The blame game will heat up as Gov. Matt Bevin gets closer to calling a special session, likely for October, to address public pension woes. But as Bevin and legislators tackle this serious problem, they’ve got to steer clear of fantastic claims about rich retirement benefits and simple solutions.
There are no magic bullets. The state must commit to the long slog of funding the pensions to honor current obligations and assure talented, dedicated people will be drawn to public service careers in the future. A few facts to keep in mind:
▪ Changing benefits for future employees will do nothing to solve the current crisis.
▪ A $20 billion-plus unfunded balance, by the latest count, is almost exclusively due to decisions by legislators and governors over the past two decades to balance budgets or fund pet projects by shortchanging contributions to the pension fund.
▪ Almost 60 percent of retirees in the Kentucky Employees’ Retirement System receive less than $20,000 a year.
▪ Dozens of studies, and the experience of some states, show that switching to a 401(k)-type system will save the state no money, cost employees more and leave state employees with less in retirement.
▪ About 500,000 people are directly affected by the retirement systems grouped under KERS.
▪ Digging a deeper pension hole — a likely result if new employees are switched to a 401(k)-type system — could push a teetering state budget over the edge.
After years of severe cuts resulting in escalating university tuition, underfunded public schools, diminished staffs at critical agencies and a host of other problems, revenues are not meeting estimates and the rainy-day fund is perilously low.
The Kentucky Chamber of Commerce and others endorse switching from guaranteed benefit pensions to 401(k)-type funds with individual accounts funded by contributions from the employee and the government. That’s a bad idea for both the state and employees.
For the state, it would mean closing the pension system — new employees wouldn’t make contributions. Now, funds come from employees, the state and investment earnings. If new employees no longer contribute, that means less money to invest as more workers retire.
That might work if the system was fully funded when it’s closed, but with about 14 percent of the money on hand to cover current obligations it’s a recipe for disaster.
Those new employees would have individual accounts with higher fees and, studies repeatedly show, lower returns. At retirement they would have less to fall back on, even though both they and the state may have paid in roughly the same as in the current system.
The reason is simple: There’s power in numbers. When a state retirement fund brings billions to the market, it pays lower fees on investments. It can also spread risk among thousands of people retiring at different times, providing a longer horizon for investment.
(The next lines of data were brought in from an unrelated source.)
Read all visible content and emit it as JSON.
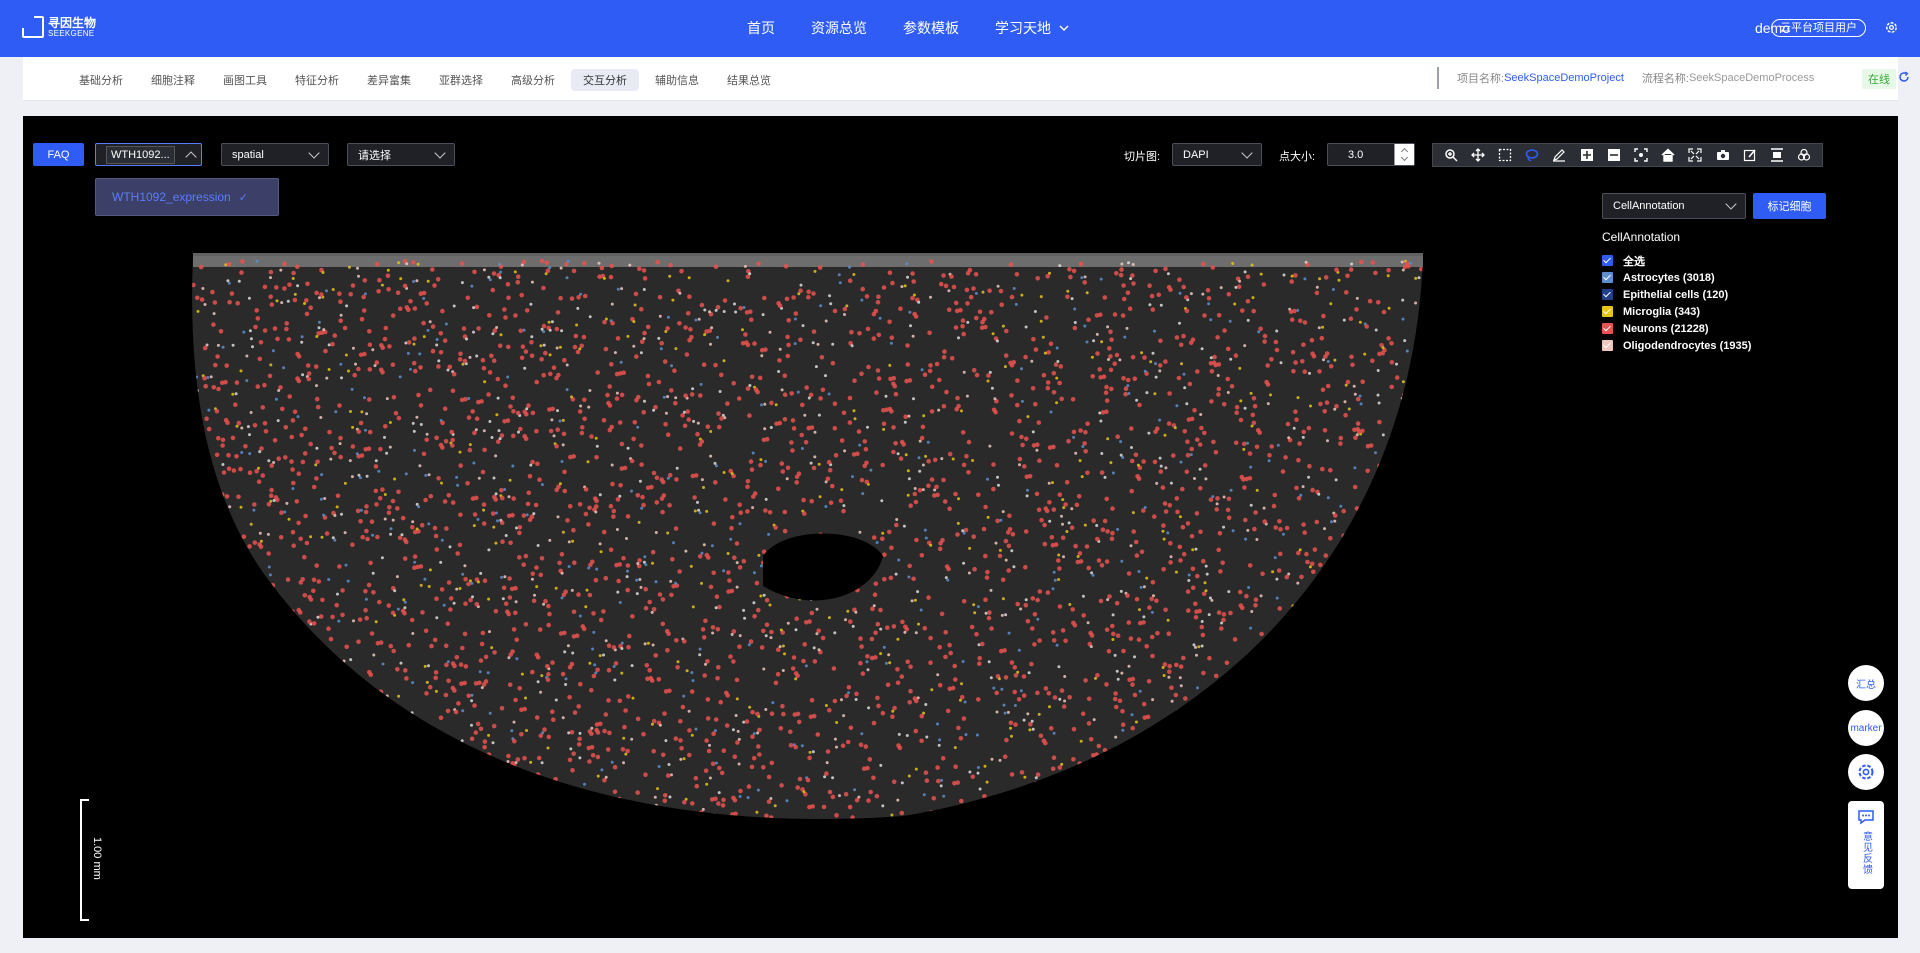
{
  "brand": {
    "name_cn": "寻因生物",
    "name_en": "SEEKGENE"
  },
  "nav": {
    "items": [
      {
        "label": "首页"
      },
      {
        "label": "资源总览"
      },
      {
        "label": "参数模板"
      },
      {
        "label": "学习天地"
      }
    ]
  },
  "user": {
    "name": "demo",
    "badge": "云平台项目用户"
  },
  "subnav": {
    "tabs": [
      {
        "label": "基础分析"
      },
      {
        "label": "细胞注释"
      },
      {
        "label": "画图工具"
      },
      {
        "label": "特征分析"
      },
      {
        "label": "差异富集"
      },
      {
        "label": "亚群选择"
      },
      {
        "label": "高级分析"
      },
      {
        "label": "交互分析"
      },
      {
        "label": "辅助信息"
      },
      {
        "label": "结果总览"
      }
    ],
    "active_tab": "交互分析",
    "project_label": "项目名称:",
    "project_name": "SeekSpaceDemoProject",
    "process_label": "流程名称:",
    "process_name": "SeekSpaceDemoProcess",
    "status": "在线"
  },
  "viewer": {
    "faq": "FAQ",
    "sample_select": "WTH1092...",
    "sample_option": "WTH1092_expression",
    "embedding_select": "spatial",
    "choose_select": "请选择",
    "slice_label": "切片图:",
    "slice_value": "DAPI",
    "point_size_label": "点大小:",
    "point_size": "3.0",
    "annotation_select": "CellAnnotation",
    "mark_button": "标记细胞",
    "legend_title": "CellAnnotation",
    "legend": [
      {
        "label": "全选",
        "color": "#2f5cf5"
      },
      {
        "label": "Astrocytes (3018)",
        "color": "#5b8fd0"
      },
      {
        "label": "Epithelial cells (120)",
        "color": "#1e3f8a"
      },
      {
        "label": "Microglia (343)",
        "color": "#e8c31a"
      },
      {
        "label": "Neurons (21228)",
        "color": "#e8524f"
      },
      {
        "label": "Oligodendrocytes (1935)",
        "color": "#f2c7bd"
      }
    ],
    "scale_label": "1.00 mm",
    "tools": [
      "zoom-in-icon",
      "move-icon",
      "box-select-icon",
      "lasso-icon",
      "draw-icon",
      "plus-icon",
      "minus-icon",
      "fit-icon",
      "home-icon",
      "fullscreen-icon",
      "camera-icon",
      "edit-icon",
      "export-icon",
      "color-icon"
    ]
  },
  "fabs": {
    "summary": "汇总",
    "marker": "marker",
    "feedback": "意见反馈"
  },
  "colors": {
    "brand": "#2f5cf5",
    "neuron": "#e8524f",
    "astro": "#5b8fd0",
    "micro": "#e8c31a",
    "oligo": "#f2c7bd"
  }
}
Individual accounts don’t have those advantages.
Republicans assert they rely on facts and economic realities to govern conservatively. Now, controlling the governor’s chair and both houses of the General Assembly, they will put themselves to the test on the pension issue.